Greece’s largest opposition party on Tuesday protested the announcement by German Chancellor Olaf Scholz that Athens would be sending Soviet-era armored vehicles to Ukraine.
The “ring swap,” in which Germany would send newer vehicles to Greece in exchange, enables Berlin to keep its distance from the conflict in Ukraine.
“We consider it inconceivable that the Greek people would have heard this news from the German chancellor at a time when the Greek prime minister did not speak about it at his press conference,” the Syriza-Progressive Alliance said in a statement.
Addressing reporters on Tuesday, after a European Council meeting in Brussels, Scholz revealed the “Ringtausch” deal with Athens, and said he was speaking with Polish Prime Minister Mateusz Morawiecki to make a similar arrangement with Warsaw.
Greece is reportedly hoping to get second-hand Marder 1A3 infantry fighting vehicles (IVF) in exchange for sending Ukraine some of its aging BMP-1-Ost IFVs. Germany’s Rheinmetall said last month it had around 200 refurbished Marders ready to go.
Athens acquired 500 or so BMP-1-Ost vehicles from Berlin back in 1994, which were refurbished from the old East German arsenal.
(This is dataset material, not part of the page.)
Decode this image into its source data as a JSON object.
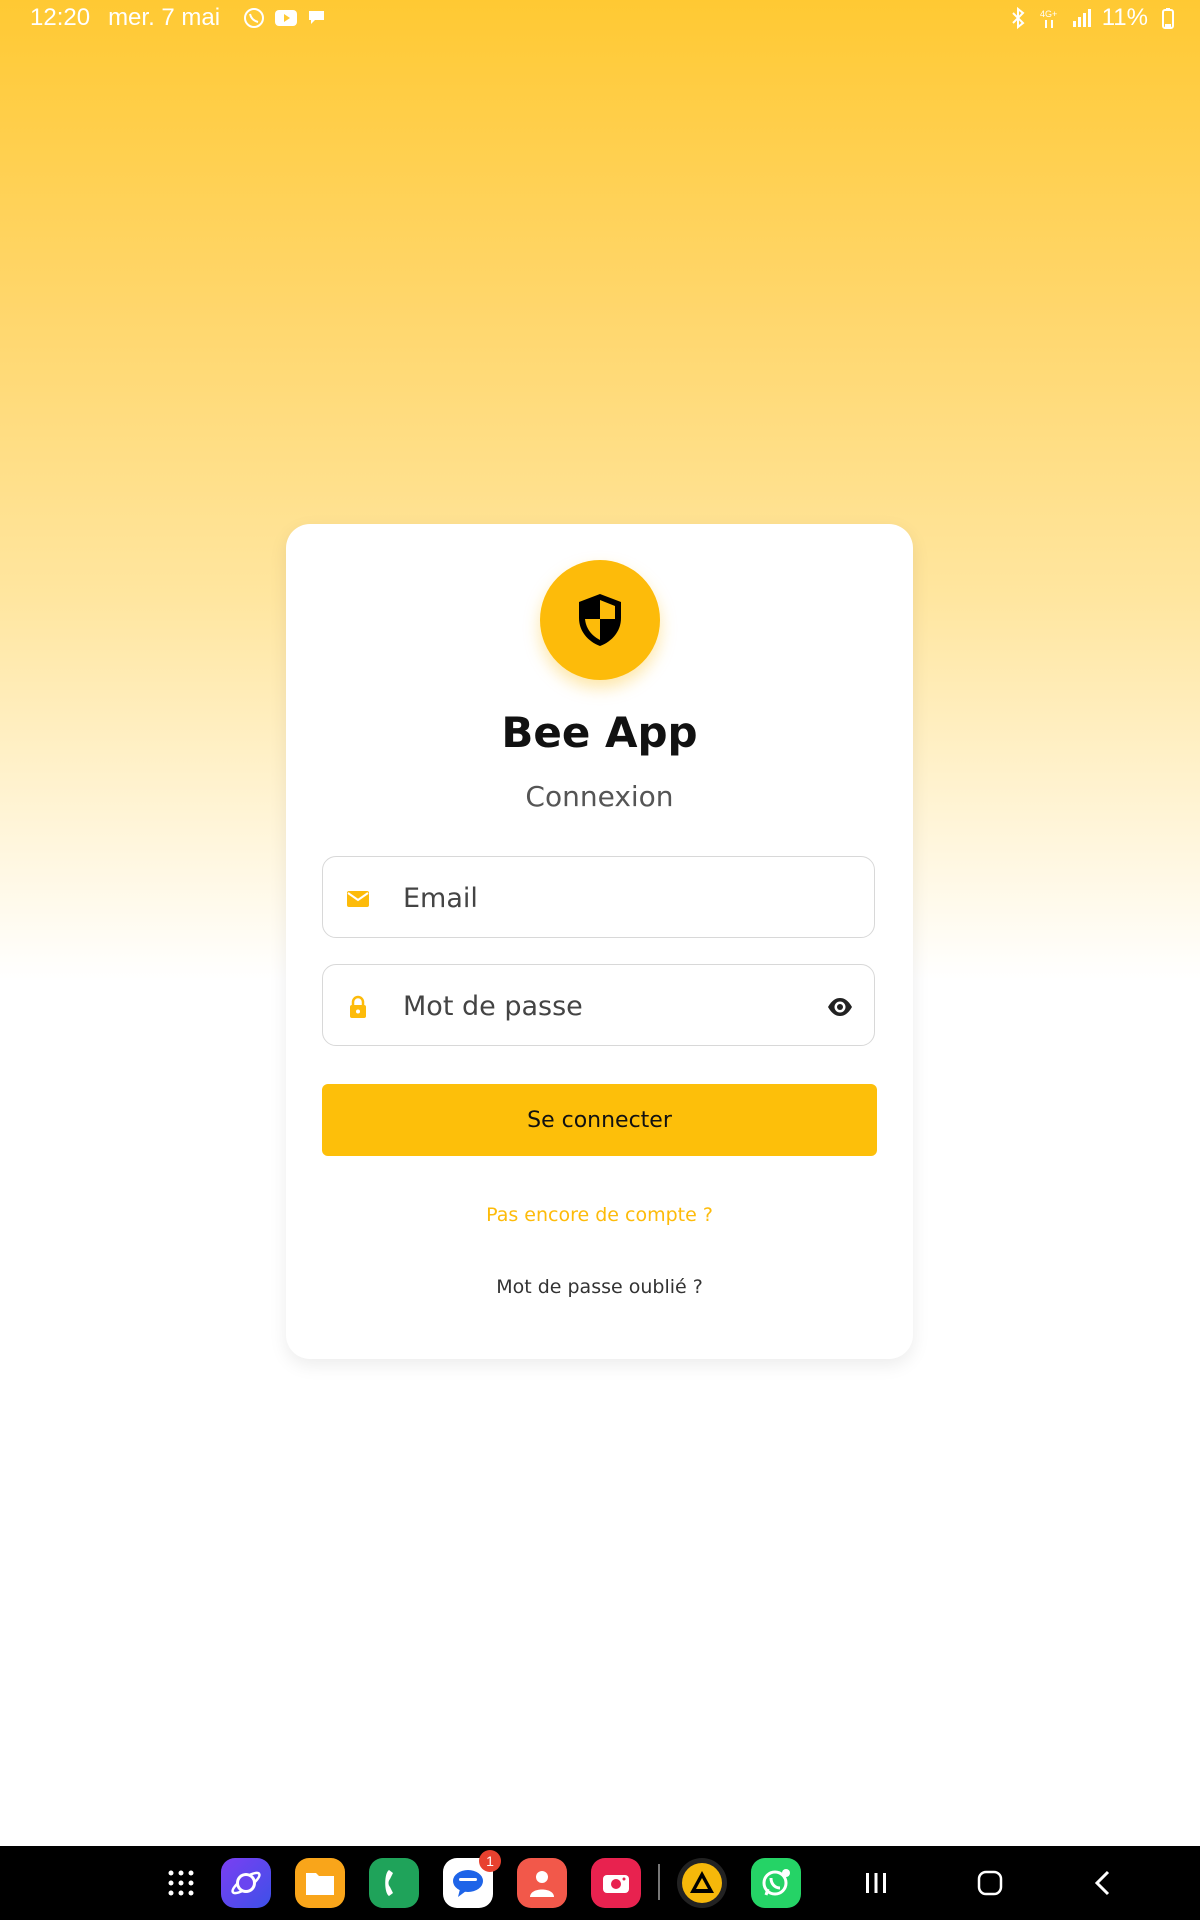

This particular design is the very first generation of infantry fighting vehicles, and the Greeks have reportedly had trouble keeping them operational due to a lack of spare parts and ammunition. About 100 were sent to the US-backed Iraqi armed forces after the 2003 invasion, several were converted to ZU-23-2 anti-aircraft platforms, while others were retired and even used for target practice.